Warm weather brings everyone out. Birds and squirrels hop from branch to branch, while sleepy bugs burrow their way out from the rotten wood. Joggers, some sweaty and doughy from a well-fed winter, take to the sidewalks and run by the river in pairs or alone. Many huff and flail their limbs desperately, their eyes wide and wild, almost frightened.

Any minute one of them could fall over, roll down the bank into the river and disappear.

Others, more sensibly, start with a walk or else let themselves be dragged by their tiny dogs. Some of them hold leashes in one hand with a smoldering cigarette in the other. Some of them smoke, drag their dogs while they steer lisping motorized wheelchairs.

It's fascinating to watch. I drove around the block to see it twice.

The junkies were out, too, wearing dirty tee-shirts and moving like George Romero zombies as they crossed the road. I watched two of them sit at a bus stop, both grinning at each other like drugstore jack-o-lanterns while a third stood, arms by his side, palms out and eyes closed waiting for the sun to stop talking to him.

Thursday, April 1, 2010

Gazz April One

So, if you haven't seen it, the Charleston Gazette did an April Fool's Day section with the Gazz, my section of the paper. I'd love to send you to a link, but after some debate, we didn't run the gag stories online.

I could type them here, but I'm lazy.

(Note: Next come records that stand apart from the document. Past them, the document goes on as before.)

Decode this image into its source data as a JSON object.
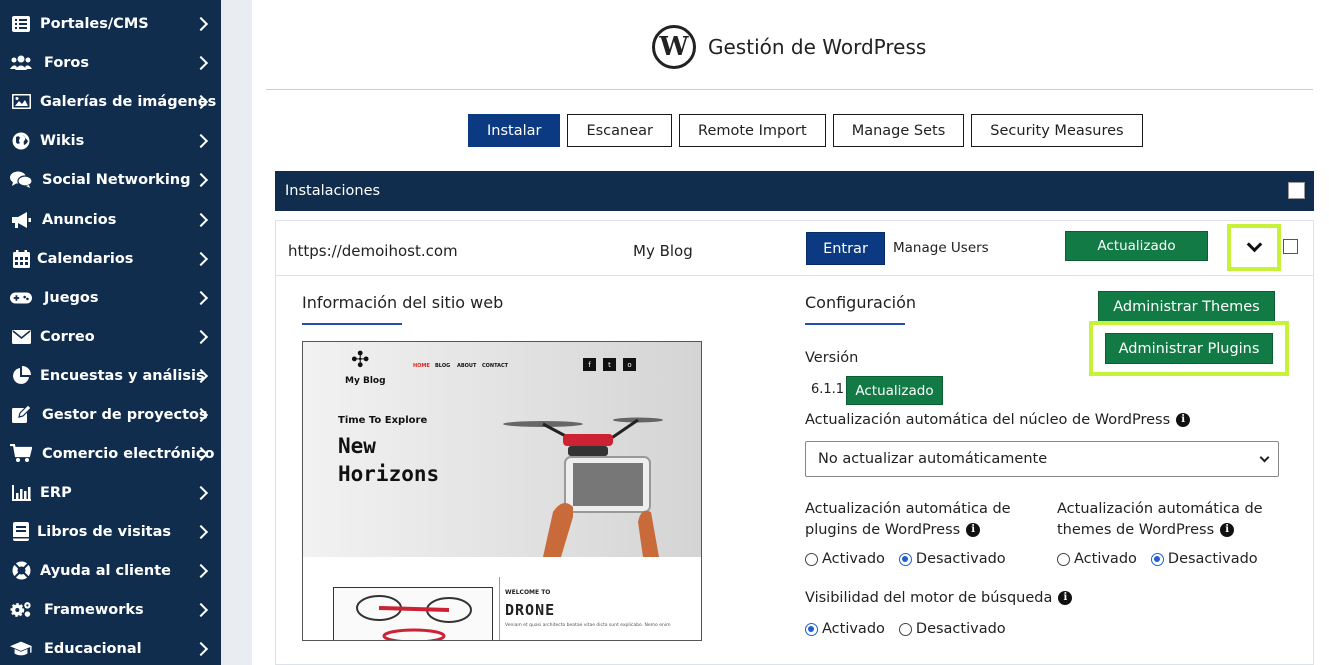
{
  "sidebar": {
    "items": [
      {
        "label": "Portales/CMS",
        "icon": "list-icon"
      },
      {
        "label": "Foros",
        "icon": "users-icon"
      },
      {
        "label": "Galerías de imágenes",
        "icon": "image-icon"
      },
      {
        "label": "Wikis",
        "icon": "globe-icon"
      },
      {
        "label": "Social Networking",
        "icon": "chat-icon"
      },
      {
        "label": "Anuncios",
        "icon": "megaphone-icon"
      },
      {
        "label": "Calendarios",
        "icon": "calendar-icon"
      },
      {
        "label": "Juegos",
        "icon": "gamepad-icon"
      },
      {
        "label": "Correo",
        "icon": "envelope-icon"
      },
      {
        "label": "Encuestas y análisis",
        "icon": "pie-chart-icon"
      },
      {
        "label": "Gestor de proyectos",
        "icon": "edit-icon"
      },
      {
        "label": "Comercio electrónico",
        "icon": "cart-icon"
      },
      {
        "label": "ERP",
        "icon": "bar-chart-icon"
      },
      {
        "label": "Libros de visitas",
        "icon": "book-icon"
      },
      {
        "label": "Ayuda al cliente",
        "icon": "lifebuoy-icon"
      },
      {
        "label": "Frameworks",
        "icon": "cogs-icon"
      },
      {
        "label": "Educacional",
        "icon": "graduation-cap-icon"
      }
    ]
  },
  "header": {
    "title": "Gestión de WordPress",
    "logo_letter": "W"
  },
  "tabs": [
    "Instalar",
    "Escanear",
    "Remote Import",
    "Manage Sets",
    "Security Measures"
  ],
  "installations": {
    "title": "Instalaciones",
    "row": {
      "url": "https://demoihost.com",
      "blog_name": "My Blog",
      "enter_label": "Entrar",
      "manage_users": "Manage Users",
      "status": "Actualizado"
    }
  },
  "site_info": {
    "title": "Información del sitio web",
    "preview": {
      "blog_title": "My Blog",
      "nav": [
        "HOME",
        "BLOG",
        "ABOUT",
        "CONTACT"
      ],
      "social": [
        "f",
        "t",
        "o"
      ],
      "tagline": "Time To Explore",
      "headline_1": "New",
      "headline_2": "Horizons",
      "welcome": "WELCOME TO",
      "drone": "DRONE",
      "body": "Veniam et quasi architecto beatae vitae dicta sunt explicabo. Nemo enim"
    }
  },
  "config": {
    "title": "Configuración",
    "manage_themes": "Administrar Themes",
    "manage_plugins": "Administrar Plugins",
    "version_label": "Versión",
    "version": "6.1.1",
    "version_status": "Actualizado",
    "auto_core_label": "Actualización automática del núcleo de WordPress",
    "auto_core_value": "No actualizar automáticamente",
    "auto_plugins_label_1": "Actualización automática de",
    "auto_plugins_label_2": "plugins de WordPress",
    "auto_themes_label_1": "Actualización automática de",
    "auto_themes_label_2": "themes de WordPress",
    "activated": "Activado",
    "deactivated": "Desactivado",
    "search_vis_label": "Visibilidad del motor de búsqueda"
  }
}
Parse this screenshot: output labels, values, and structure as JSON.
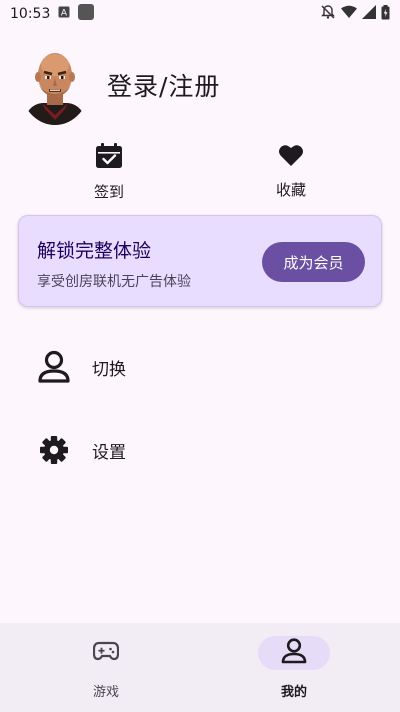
{
  "status_bar": {
    "time": "10:53"
  },
  "profile": {
    "login_label": "登录/注册"
  },
  "quick_actions": [
    {
      "label": "签到",
      "icon": "calendar-check-icon"
    },
    {
      "label": "收藏",
      "icon": "heart-icon"
    }
  ],
  "vip": {
    "title": "解锁完整体验",
    "subtitle": "享受创房联机无广告体验",
    "button": "成为会员"
  },
  "menu": [
    {
      "label": "切换",
      "icon": "person-icon"
    },
    {
      "label": "设置",
      "icon": "gear-icon"
    }
  ],
  "bottom_nav": {
    "items": [
      {
        "label": "游戏",
        "icon": "gamepad-icon",
        "active": false
      },
      {
        "label": "我的",
        "icon": "person-icon",
        "active": true
      }
    ]
  },
  "colors": {
    "background": "#fdf7fd",
    "vip_card": "#e9ddff",
    "vip_button": "#6a4fa3",
    "nav_bar": "#f2ecf4",
    "nav_active_pill": "#e7dcf7"
  }
}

Anyway, if you want to see them (and they're not too shabby, if I say so myself) you should pick up a copy of Thursday's Charleston Gazette.

On a separate note, one story didn't make it. I wrote up a piece about how Festivall was getting Gene Rayburn to be their grand marshal. Rayburn, for those of you who remember, was the host of "The Match Game" in the 1970s and was kind of this leering game show guy. My grandmother adored "The Match Game."

Rayburn has been dead for about ten years ago.

Anyway, I thought it turned out fine. It was solid satire, but not everybody was feeling it.

Not running my Gene Rayburn piece was probably for the best.

Anyway, if you feel so inclined, spend a couple of quarters and check out the Gazz today. Let me know what you think.